• Task item
Exactly the lines from the one with "Parse this screenshot: output" to the end of the entries should appear in your answer, retyped word for word.

• Records for the task
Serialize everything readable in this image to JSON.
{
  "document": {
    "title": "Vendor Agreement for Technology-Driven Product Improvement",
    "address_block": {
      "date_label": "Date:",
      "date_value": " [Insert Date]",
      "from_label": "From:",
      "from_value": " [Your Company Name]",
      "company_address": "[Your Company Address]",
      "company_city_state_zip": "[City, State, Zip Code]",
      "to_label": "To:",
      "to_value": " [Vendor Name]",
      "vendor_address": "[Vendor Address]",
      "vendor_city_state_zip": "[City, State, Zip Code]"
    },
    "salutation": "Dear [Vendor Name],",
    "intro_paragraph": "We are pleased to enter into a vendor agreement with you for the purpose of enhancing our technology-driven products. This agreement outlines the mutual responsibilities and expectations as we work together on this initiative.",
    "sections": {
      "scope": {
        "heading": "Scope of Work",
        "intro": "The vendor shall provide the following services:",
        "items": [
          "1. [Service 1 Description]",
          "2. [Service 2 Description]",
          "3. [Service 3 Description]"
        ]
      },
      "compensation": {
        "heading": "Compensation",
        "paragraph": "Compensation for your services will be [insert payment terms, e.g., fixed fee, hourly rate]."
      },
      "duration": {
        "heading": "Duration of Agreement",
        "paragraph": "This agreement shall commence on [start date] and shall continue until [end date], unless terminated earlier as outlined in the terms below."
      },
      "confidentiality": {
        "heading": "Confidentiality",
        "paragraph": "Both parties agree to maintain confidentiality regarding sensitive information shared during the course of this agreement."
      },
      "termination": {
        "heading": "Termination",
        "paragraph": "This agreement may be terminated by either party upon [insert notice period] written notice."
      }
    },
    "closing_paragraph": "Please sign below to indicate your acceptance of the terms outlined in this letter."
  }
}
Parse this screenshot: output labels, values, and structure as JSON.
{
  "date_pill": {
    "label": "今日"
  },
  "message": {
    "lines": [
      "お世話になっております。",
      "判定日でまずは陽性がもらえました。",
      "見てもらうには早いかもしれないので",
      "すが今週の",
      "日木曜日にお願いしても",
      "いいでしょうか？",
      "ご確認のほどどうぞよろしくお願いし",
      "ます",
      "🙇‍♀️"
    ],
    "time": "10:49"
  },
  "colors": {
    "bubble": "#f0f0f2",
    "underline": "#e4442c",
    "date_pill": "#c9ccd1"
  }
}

• Result below
Parse this screenshot: output labels, values, and structure as JSON.
{
  "date_pill": {
    "label": "今日"
  },
  "message": {
    "lines": [
      "お世話になっております。",
      "判定日でまずは陽性がもらえました。",
      "見てもらうには早いかもしれないので",
      "すが今週の",
      "日木曜日にお願いしても",
      "いいでしょうか？",
      "ご確認のほどどうぞよろしくお願いし",
      "ます",
      "🙇‍♀️"
    ],
    "time": "10:49"
  },
  "colors": {
    "bubble": "#f0f0f2",
    "underline": "#e4442c",
    "date_pill": "#c9ccd1"
  }
}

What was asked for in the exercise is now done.